Both the RBI and the government feel that the economy is still weak. While they may not have said this in many words, their actions suggest the same. This can be seen in the government's plan to not cut spending as much as expected; its fiscal deficit target of 3.9% is higher than the expected 3.6%, something that worried markets. The government, though, reiterated the need to fuel the economy. This is why, it does not plan to cut fiscal deficit as much as expected. The RBI too seems to believe that growth needs an impetus despite the high GDP growth figures as per the revised formula. Its rate cut, thus, puts the RBI and the government on the same page.
More money to states:
It is not just the central government that runs a deficit, even the state governments do. This pushes up the overall fiscal deficit in the Indian system. The government set aside more money for state governments in its recent Budget. This means state governments would be able to fund their deficits without additional borrowings. This is good news for the RBI. "Also, the government is transferring a significantly larger amount to the states, without entirely devolving responsibility for funding central programmes. To the extent that state budget deficits narrow, the general fiscal deficit will be lower," the Governor said in his policy statement.
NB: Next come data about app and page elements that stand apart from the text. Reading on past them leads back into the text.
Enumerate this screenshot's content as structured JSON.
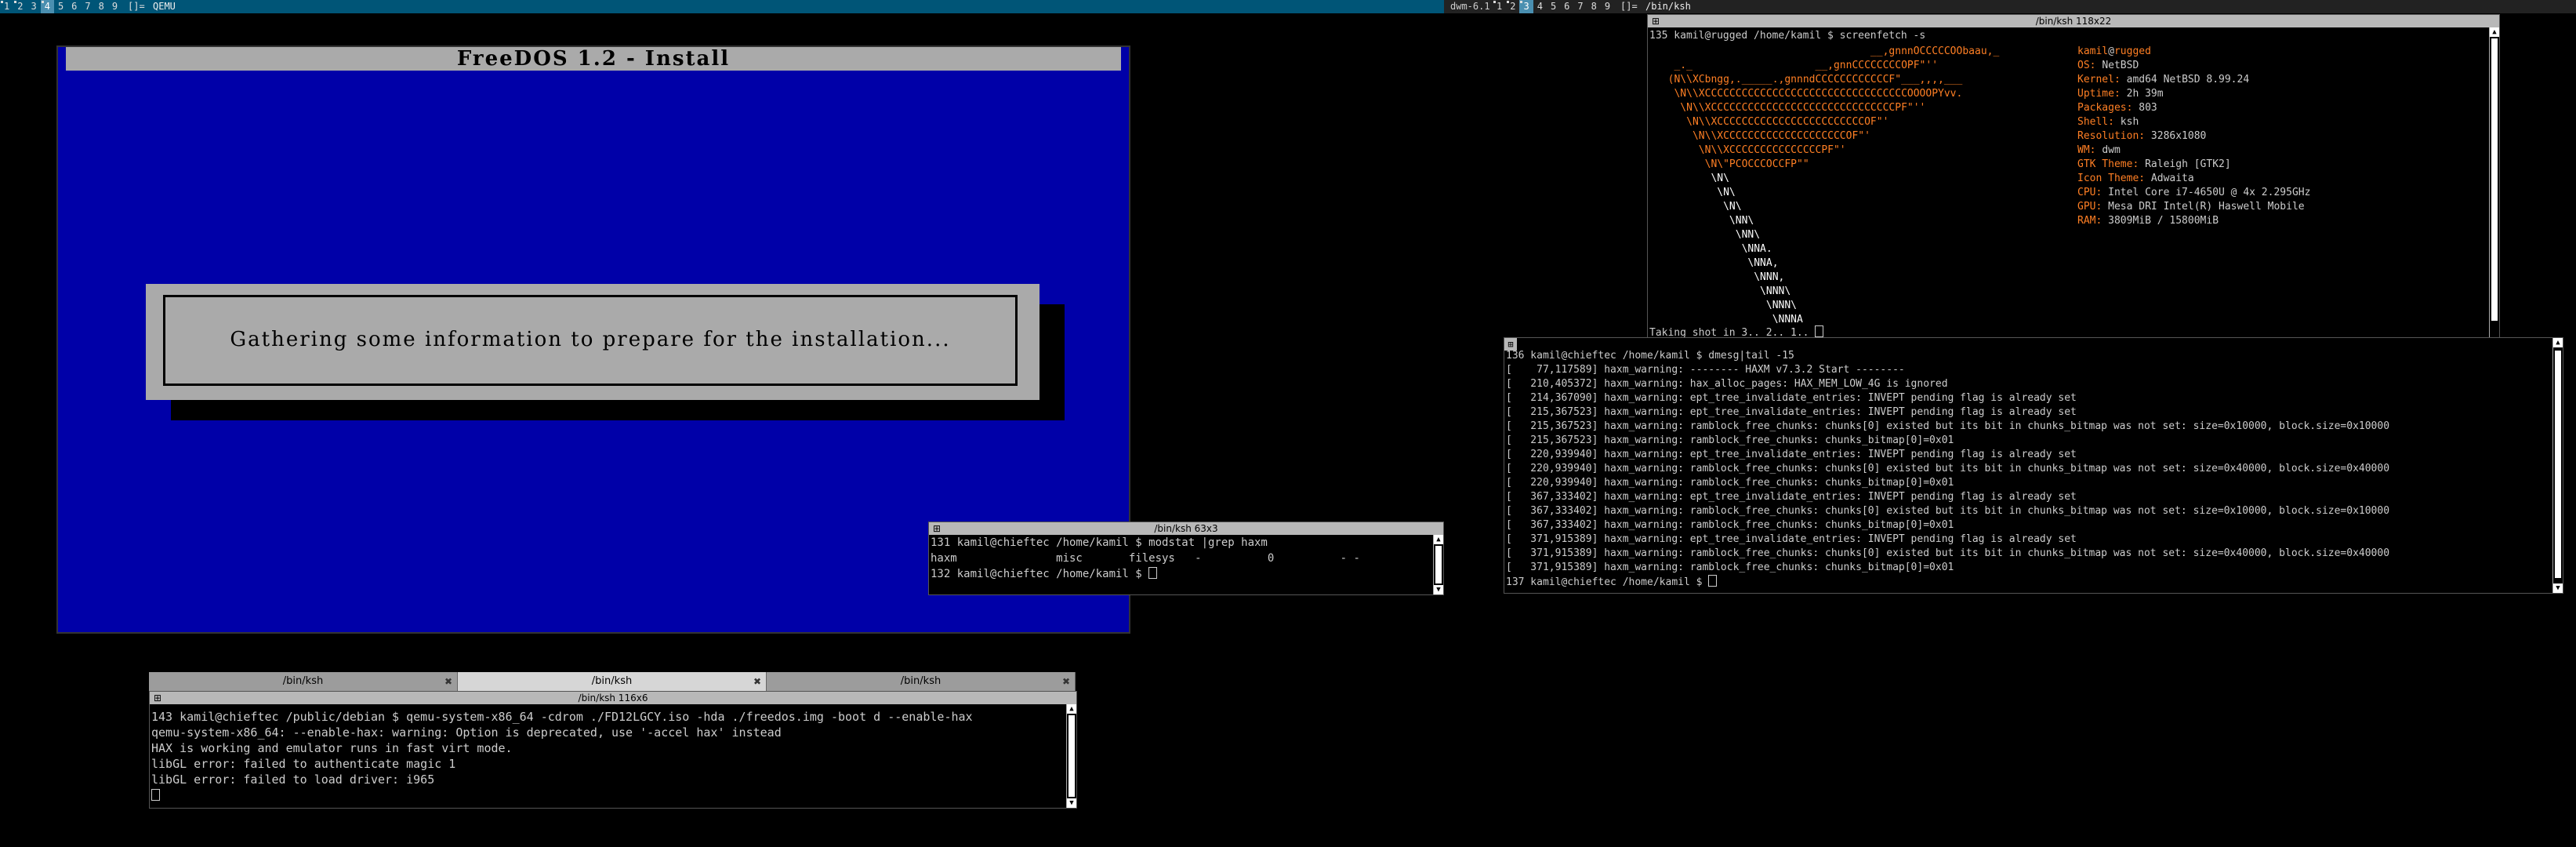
{
  "topbar_left": {
    "tags": [
      "1",
      "2",
      "3",
      "4",
      "5",
      "6",
      "7",
      "8",
      "9"
    ],
    "selected_tag": "4",
    "layout": "[]=",
    "title": "QEMU"
  },
  "topbar_right": {
    "status": "dwm-6.1",
    "tags": [
      "1",
      "2",
      "3",
      "4",
      "5",
      "6",
      "7",
      "8",
      "9"
    ],
    "selected_tag": "3",
    "layout": "[]=",
    "title": "/bin/ksh"
  },
  "qemu": {
    "title": "FreeDOS 1.2 - Install",
    "message": "Gathering some information to prepare for the installation..."
  },
  "screenfetch_window": {
    "title": "/bin/ksh 118x22",
    "prompt": "135 kamil@rugged /home/kamil $ screenfetch -s",
    "logo": [
      "                                   __,gnnnOCCCCCOObaau,_",
      "   _._                    __,gnnCCCCCCCCOPF\"''",
      "  (N\\\\XCbngg,._____.,gnnndCCCCCCCCCCCCF\"___,,,,___",
      "   \\N\\\\XCCCCCCCCCCCCCCCCCCCCCCCCCCCCCCCCCOOOOPYvv.",
      "    \\N\\\\XCCCCCCCCCCCCCCCCCCCCCCCCCCCCCCPF\"''",
      "     \\N\\\\XCCCCCCCCCCCCCCCCCCCCCCCCOF\"'",
      "      \\N\\\\XCCCCCCCCCCCCCCCCCCCCOF\"'",
      "       \\N\\\\XCCCCCCCCCCCCCCCPF\"'",
      "        \\N\\\"PCOCCCOCCFP\"\"",
      "         \\N\\",
      "          \\N\\",
      "           \\N\\",
      "            \\NN\\",
      "             \\NN\\",
      "              \\NNA.",
      "               \\NNA,",
      "                \\NNN,",
      "                 \\NNN\\",
      "                  \\NNN\\",
      "                   \\NNNA"
    ],
    "info": [
      {
        "key": "kamil",
        "value": "rugged",
        "sep": "@"
      },
      {
        "key": "OS:",
        "value": "NetBSD"
      },
      {
        "key": "Kernel:",
        "value": "amd64 NetBSD 8.99.24"
      },
      {
        "key": "Uptime:",
        "value": "2h 39m"
      },
      {
        "key": "Packages:",
        "value": "803"
      },
      {
        "key": "Shell:",
        "value": "ksh"
      },
      {
        "key": "Resolution:",
        "value": "3286x1080"
      },
      {
        "key": "WM:",
        "value": "dwm"
      },
      {
        "key": "GTK Theme:",
        "value": "Raleigh [GTK2]"
      },
      {
        "key": "Icon Theme:",
        "value": "Adwaita"
      },
      {
        "key": "CPU:",
        "value": "Intel Core i7-4650U @ 4x 2.295GHz"
      },
      {
        "key": "GPU:",
        "value": "Mesa DRI Intel(R) Haswell Mobile"
      },
      {
        "key": "RAM:",
        "value": "3809MiB / 15800MiB"
      }
    ],
    "footer": "Taking shot in 3.. 2.. 1.. "
  },
  "dmesg_window": {
    "lines": [
      "136 kamil@chieftec /home/kamil $ dmesg|tail -15",
      "[    77,117589] haxm_warning: -------- HAXM v7.3.2 Start --------",
      "[   210,405372] haxm_warning: hax_alloc_pages: HAX_MEM_LOW_4G is ignored",
      "[   214,367090] haxm_warning: ept_tree_invalidate_entries: INVEPT pending flag is already set",
      "[   215,367523] haxm_warning: ept_tree_invalidate_entries: INVEPT pending flag is already set",
      "[   215,367523] haxm_warning: ramblock_free_chunks: chunks[0] existed but its bit in chunks_bitmap was not set: size=0x10000, block.size=0x10000",
      "[   215,367523] haxm_warning: ramblock_free_chunks: chunks_bitmap[0]=0x01",
      "[   220,939940] haxm_warning: ept_tree_invalidate_entries: INVEPT pending flag is already set",
      "[   220,939940] haxm_warning: ramblock_free_chunks: chunks[0] existed but its bit in chunks_bitmap was not set: size=0x40000, block.size=0x40000",
      "[   220,939940] haxm_warning: ramblock_free_chunks: chunks_bitmap[0]=0x01",
      "[   367,333402] haxm_warning: ept_tree_invalidate_entries: INVEPT pending flag is already set",
      "[   367,333402] haxm_warning: ramblock_free_chunks: chunks[0] existed but its bit in chunks_bitmap was not set: size=0x10000, block.size=0x10000",
      "[   367,333402] haxm_warning: ramblock_free_chunks: chunks_bitmap[0]=0x01",
      "[   371,915389] haxm_warning: ept_tree_invalidate_entries: INVEPT pending flag is already set",
      "[   371,915389] haxm_warning: ramblock_free_chunks: chunks[0] existed but its bit in chunks_bitmap was not set: size=0x40000, block.size=0x40000",
      "[   371,915389] haxm_warning: ramblock_free_chunks: chunks_bitmap[0]=0x01"
    ],
    "prompt": "137 kamil@chieftec /home/kamil $ "
  },
  "modstat_window": {
    "title": "/bin/ksh 63x3",
    "lines": [
      "131 kamil@chieftec /home/kamil $ modstat |grep haxm",
      "haxm               misc       filesys   -          0          - -"
    ],
    "prompt": "132 kamil@chieftec /home/kamil $ "
  },
  "qemu_terminal": {
    "tabs": [
      "/bin/ksh",
      "/bin/ksh",
      "/bin/ksh"
    ],
    "active_tab": 1,
    "title": "/bin/ksh 116x6",
    "lines": [
      "143 kamil@chieftec /public/debian $ qemu-system-x86_64 -cdrom ./FD12LGCY.iso -hda ./freedos.img -boot d --enable-hax",
      "qemu-system-x86_64: --enable-hax: warning: Option is deprecated, use '-accel hax' instead",
      "HAX is working and emulator runs in fast virt mode.",
      "libGL error: failed to authenticate magic 1",
      "libGL error: failed to load driver: i965"
    ]
  },
  "colors": {
    "bar_active": "#005577",
    "dos_blue": "#0000a8",
    "dos_gray": "#aaaaaa",
    "screenfetch_accent": "#ff7f24"
  }
}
The government and the RBI recently signed an agreement which spells out a clear inflation target. The inflation - as measured by the Consumer Price Index (CPI) - is targeted to be at 4%. However, the agreement allows a rise or fall by 2%. This means, the comfortable retail inflation rate should be between 2% and 6%. "This makes explicit what was implicit before - that the government and the Reserve Bank have common objectives and that fiscal and monetary policy will work in a complementary way," Rajan said in his policy statement.